If you want to protect yourself from the hype, here are 3 critical ingredients for your consideration:

At Reltio we’ve been articulating a vision, which includes a pragmatic perspective of machine learning (ML) for over 3 years now. Realizing that not only does ML not offer a silver bullet, but there is still much to learn (pun intended) as to how such technologies can ultimately benefit both IT and business. Noted Big Data expert Bernard Marr provides a nice list of use cases that might be applied to your specific business and industry. The key is that a focused set of benefits for each users’ role, must be defined in order for it to be accurately measured so it doesn’t get labelled yet another (data) science project with limited value.

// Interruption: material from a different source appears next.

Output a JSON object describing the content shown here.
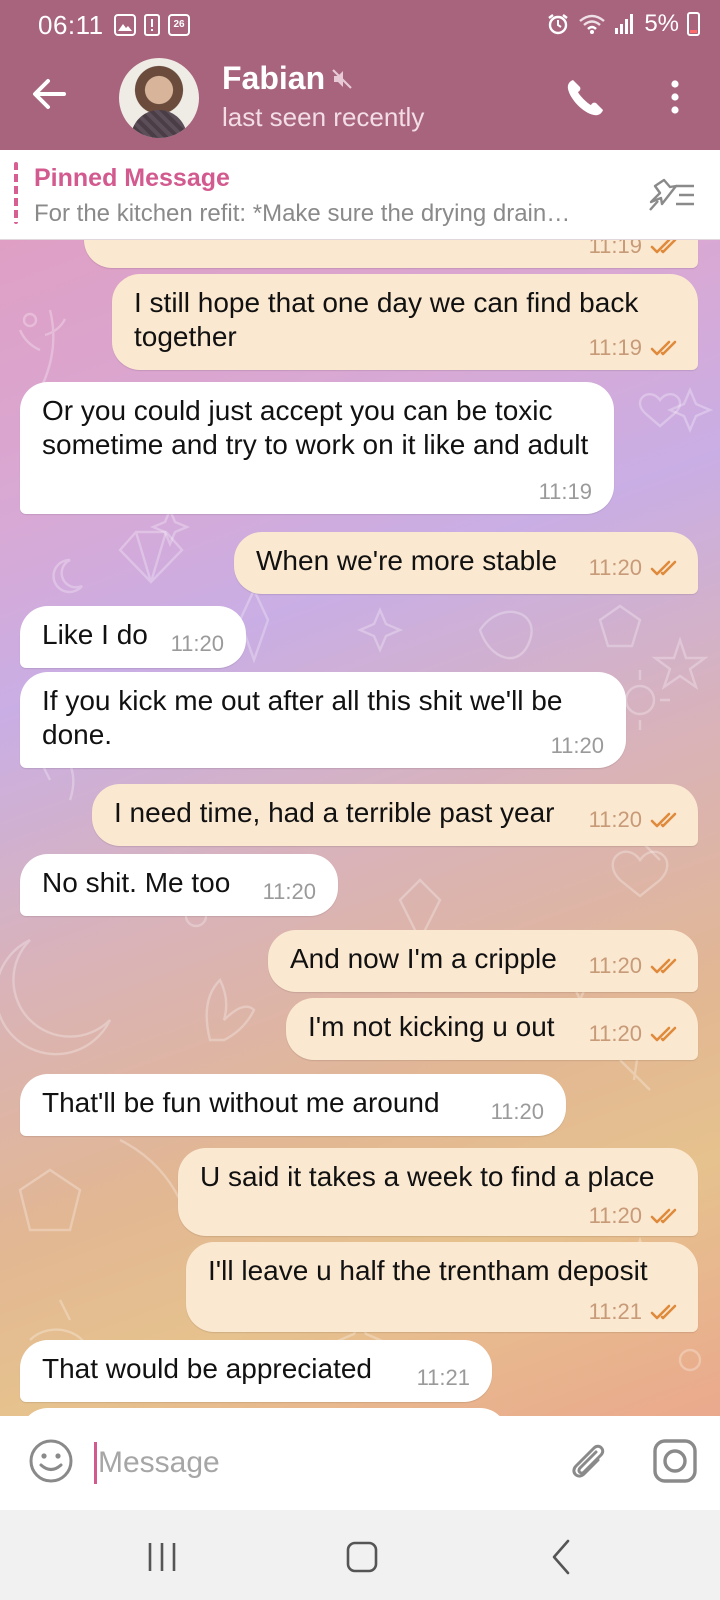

#1 Create a Reliable Data Foundation

Most companies are NOT ready for any form of AI, ML, or Cognitive Computing to help their business user, because their data is such poor shape to even attempt such an endeavor. Ironically, a great IT use case is to use ML to first help improve the consistency, accuracy and manageability for better data quality (DQ), uncovering patterns, anomaly detection and assisting humans, such as data stewards, to make their job more focused and efficient.

#2 Bring Analytics and Machine Learning to the Data

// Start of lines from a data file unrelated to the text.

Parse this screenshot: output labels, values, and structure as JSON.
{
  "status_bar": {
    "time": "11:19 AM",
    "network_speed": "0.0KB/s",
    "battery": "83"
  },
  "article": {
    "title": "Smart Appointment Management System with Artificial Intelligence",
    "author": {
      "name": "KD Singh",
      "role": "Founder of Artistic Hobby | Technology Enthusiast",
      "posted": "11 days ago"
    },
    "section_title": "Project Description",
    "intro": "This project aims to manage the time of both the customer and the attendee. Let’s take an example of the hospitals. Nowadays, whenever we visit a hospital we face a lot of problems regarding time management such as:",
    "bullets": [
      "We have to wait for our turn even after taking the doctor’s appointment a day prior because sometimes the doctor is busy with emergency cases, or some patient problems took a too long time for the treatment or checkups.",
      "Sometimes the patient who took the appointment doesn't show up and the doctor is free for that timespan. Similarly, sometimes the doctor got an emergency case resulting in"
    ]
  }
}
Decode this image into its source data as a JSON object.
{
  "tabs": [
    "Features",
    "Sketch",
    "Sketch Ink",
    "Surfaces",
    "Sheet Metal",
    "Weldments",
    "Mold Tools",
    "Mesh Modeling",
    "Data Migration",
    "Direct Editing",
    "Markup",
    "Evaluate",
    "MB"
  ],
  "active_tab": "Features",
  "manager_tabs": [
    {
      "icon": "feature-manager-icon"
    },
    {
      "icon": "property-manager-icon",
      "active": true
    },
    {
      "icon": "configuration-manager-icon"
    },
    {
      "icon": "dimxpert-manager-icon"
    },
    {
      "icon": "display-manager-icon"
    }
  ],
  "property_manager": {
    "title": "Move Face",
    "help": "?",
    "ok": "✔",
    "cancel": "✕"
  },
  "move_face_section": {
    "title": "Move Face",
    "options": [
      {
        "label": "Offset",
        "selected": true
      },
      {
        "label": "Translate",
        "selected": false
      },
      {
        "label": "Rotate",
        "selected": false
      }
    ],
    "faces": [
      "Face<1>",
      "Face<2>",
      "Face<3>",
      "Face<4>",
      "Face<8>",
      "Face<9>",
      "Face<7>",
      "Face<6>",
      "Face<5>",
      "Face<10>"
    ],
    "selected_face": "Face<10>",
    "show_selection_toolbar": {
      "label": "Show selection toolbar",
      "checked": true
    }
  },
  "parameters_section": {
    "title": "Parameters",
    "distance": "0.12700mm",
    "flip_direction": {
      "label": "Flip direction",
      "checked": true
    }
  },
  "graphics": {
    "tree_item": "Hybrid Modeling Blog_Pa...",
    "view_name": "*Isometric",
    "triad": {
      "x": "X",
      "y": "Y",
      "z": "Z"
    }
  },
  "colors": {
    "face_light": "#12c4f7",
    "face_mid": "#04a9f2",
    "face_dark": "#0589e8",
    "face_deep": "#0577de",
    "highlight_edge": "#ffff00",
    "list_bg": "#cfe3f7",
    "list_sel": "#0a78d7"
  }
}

Just as the process of aggregating data to perform historical or predictive analytics is a cumbersome and expensive process, gathering and blending all of the right data that will guarantee machine learning is effective must be the in the DNA of any Modern Data Management Platform as a Service (PaaS).  

Bolting on AI or ML into legacy master data management (MDM) systems, or using such MDM tools to feed downstream disparate ML tools is putting lipstick on hosted managed services disguised as cloud. Reliable data, relevant insights and recommended actions via machine learning needs to be seamlessly combined into one, single multi-tenant cloud platform, architected from the ground up, for both analytical intelligence and operational execution, through data-driven applications.

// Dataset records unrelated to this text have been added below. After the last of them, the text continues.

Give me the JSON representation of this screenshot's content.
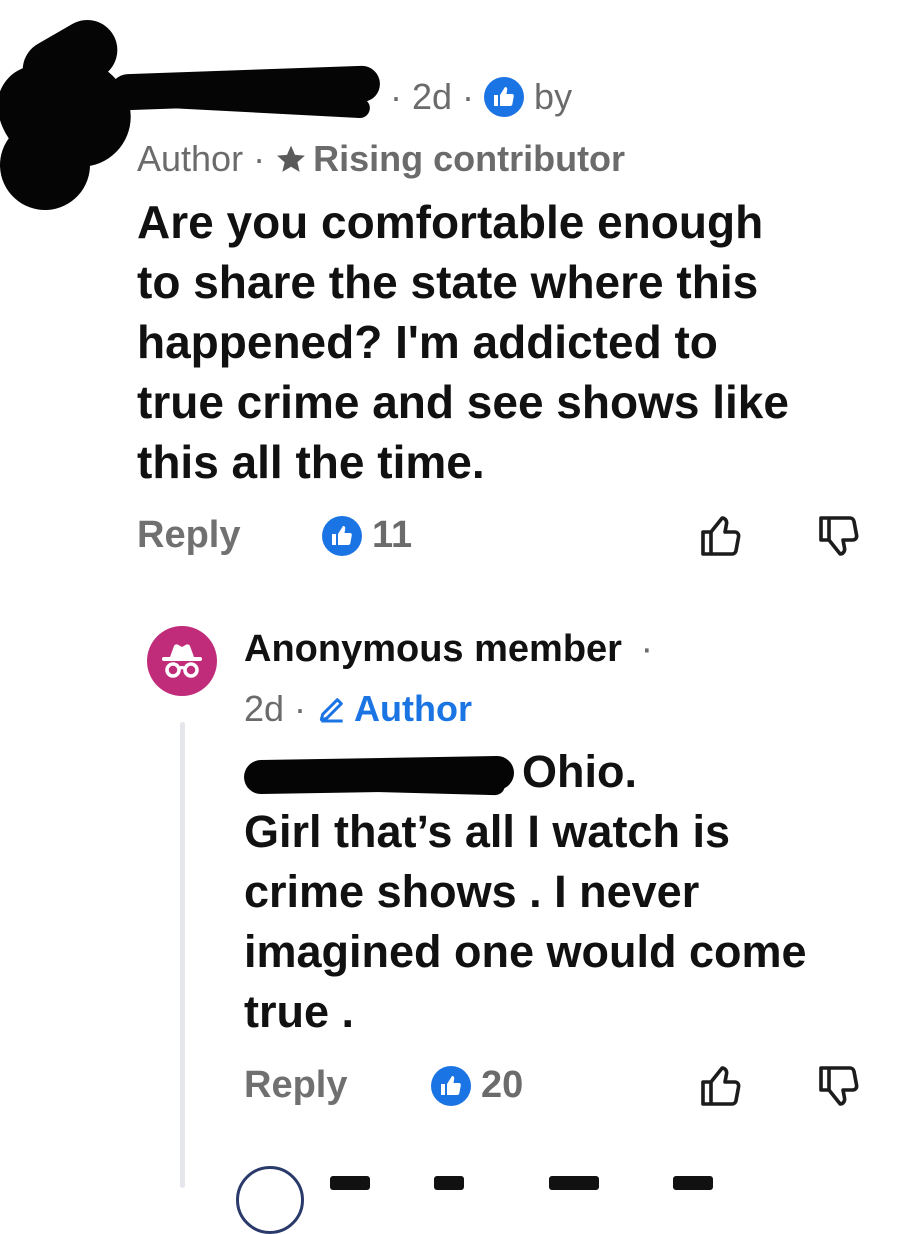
{
  "comment": {
    "age": "2d",
    "by_label": "by",
    "role": "Author",
    "badge": "Rising contributor",
    "text_lines": [
      "Are you comfortable enough",
      "to share the state where this",
      "happened? I'm addicted to",
      "true crime and see shows like",
      "this all the time."
    ],
    "reply_label": "Reply",
    "like_count": "11"
  },
  "reply": {
    "author_name": "Anonymous member",
    "age": "2d",
    "role": "Author",
    "first_line_visible": "Ohio.",
    "text_lines": [
      "Girl that’s all I watch is",
      "crime shows . I never",
      "imagined one would come",
      "true ."
    ],
    "reply_label": "Reply",
    "like_count": "20"
  },
  "colors": {
    "accent_blue": "#1b74e4",
    "avatar_pink": "#c02c7a",
    "muted_text": "#6b6b6b"
  },
  "icons": {
    "like": "thumbs-up-icon",
    "dislike": "thumbs-down-icon",
    "star": "star-icon",
    "pencil": "pencil-icon",
    "anonymous": "incognito-icon"
  }
}
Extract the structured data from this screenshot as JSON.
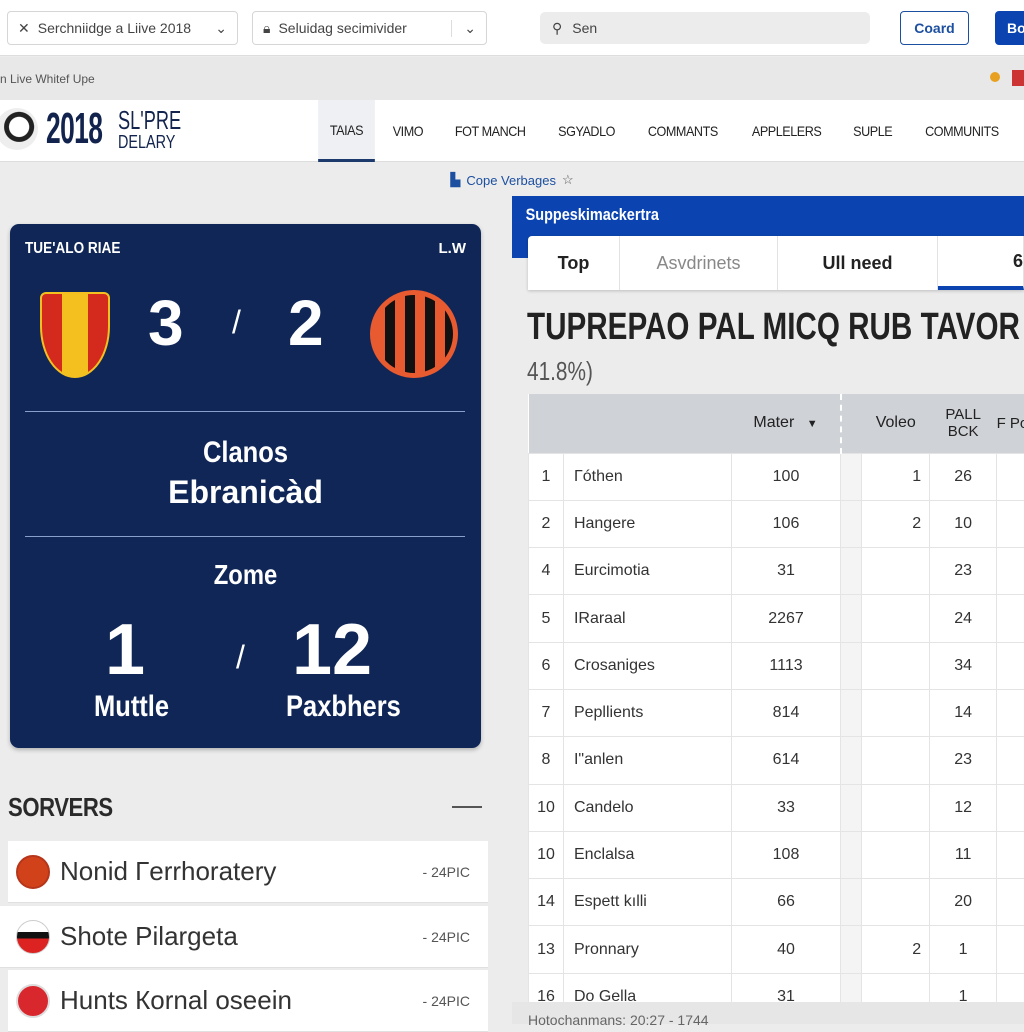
{
  "topbar": {
    "select1": "Serchniidge a Liive 2018",
    "select2": "Seluidag secimivider",
    "search_placeholder": "Sen",
    "button1": "Coard",
    "button2": "Bo"
  },
  "strip": {
    "text": "n Live Whitef Upe"
  },
  "logo": {
    "year": "2018",
    "line1": "SL'PRE",
    "line2": "DELARY"
  },
  "nav": [
    "TAIAS",
    "VIMO",
    "FOT MANCH",
    "SGYADLO",
    "COMMANTS",
    "APPLELERS",
    "SUPLE",
    "COMMUNITS"
  ],
  "subbar": {
    "link": "Cope Verbages"
  },
  "match": {
    "label": "TUE'ALO RIAE",
    "corner": "L.W",
    "home_score": "3",
    "away_score": "2",
    "sep": "/",
    "title1": "Clanos",
    "title2": "Ebranicàd",
    "section": "Zome",
    "left_value": "1",
    "right_value": "12",
    "left_label": "Muttle",
    "right_label": "Paxbhers",
    "colors": {
      "card": "#0f2657"
    }
  },
  "sorvers": {
    "title": "SORVERS",
    "items": [
      {
        "name": "Nonid Гerrhoratery",
        "meta": "- 24PIC"
      },
      {
        "name": "Shote Pilargeta",
        "meta": "- 24PIC"
      },
      {
        "name": "Hunts Кornal oseein",
        "meta": "- 24PIC"
      }
    ]
  },
  "panel": {
    "header": "Suppeskimackertra",
    "tabs": [
      "Top",
      "Asvdrinets",
      "Ull need",
      "6"
    ],
    "title": "TUPREPAO PAL MICQ RUB TAVOR",
    "subtitle": "41.8%)",
    "accent": "#0b44b0"
  },
  "table": {
    "headers": [
      "",
      "",
      "Mater",
      "",
      "Voleo",
      "PALL BCK",
      "F Pos"
    ],
    "rows": [
      [
        "1",
        "Γóthen",
        "100",
        "1",
        "26"
      ],
      [
        "2",
        "Hangere",
        "106",
        "2",
        "10"
      ],
      [
        "4",
        "Eurcimotia",
        "31",
        "",
        "23"
      ],
      [
        "5",
        "IRaraal",
        "2267",
        "",
        "24"
      ],
      [
        "6",
        "Crosaniges",
        "1113",
        "",
        "34"
      ],
      [
        "7",
        "Pepllients",
        "814",
        "",
        "14"
      ],
      [
        "8",
        "I\"anlen",
        "614",
        "",
        "23"
      ],
      [
        "10",
        "Candelo",
        "33",
        "",
        "12"
      ],
      [
        "10",
        "Enclalsa",
        "108",
        "",
        "11"
      ],
      [
        "14",
        "Espett kılli",
        "66",
        "",
        "20"
      ],
      [
        "13",
        "Pronnary",
        "40",
        "2",
        "1"
      ],
      [
        "16",
        "Do Gella",
        "31",
        "",
        "1"
      ]
    ]
  },
  "footer": "Hotochanmans: 20:27 - 1744"
}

Successful execution requires a closed-loop of all data, insights and actions, to ensure accurate metrication for continuously improved outcomes. Further, a multi-tenant cloud environment is the only way sufficient storage and processing capacity can be elastically accessed on demand to meet any business need.

Another benefit of a multi-tenant cloud PaaS is the potential to use a wide variety of anonymized data to help with machine learning across all industries. Having a large enough set of data is a critical factor for smaller companies to benefit from the right recommended actions, for common industry use cases.

#3 Don’t Go all in on one vendor

In a rush to market that “our tools do it too,” large vendors will unfortunately, over promise, and under deliver. It’s not their fault, as they must respond to the market, but many face an unenviable task of achieving ingredient #2 above, let alone attempting to now also execute on a plan to deliver their own AI technologies. 

An open ecosystem that allows you to choose and partner with the technologies, and domain experts of your choice is critical to getting the most out of a still young and evolving landscape. Most companies are already trying to evolve out of their legacy MDM platforms. Getting further locked into a single vendor, delivering both MDM and ML, through siloed disparate tools will not provide “clarity,” and may further complicate an already fragmented data management strategy.

At Reltio, we formed strategic partnerships with companies like QuintilesIMS to combine our strengths to jointly deliver on a vision for the next generation MDM and analytics capabilities for life sciences.

In summary, look to master your data in #1 for a reliable data foundation. #2 ensure that it covers all data types, sources and modes of consumption in a seamless feedback loop on a Modern Data Management platform architected from the ground up to avoid further siloing your data. Finally, #3 give yourself the openness and flexibility of your partners of choice to meet your business needs. 

You don’t want a HAL-like failure that prevents you from realizing your true goal of improving your business.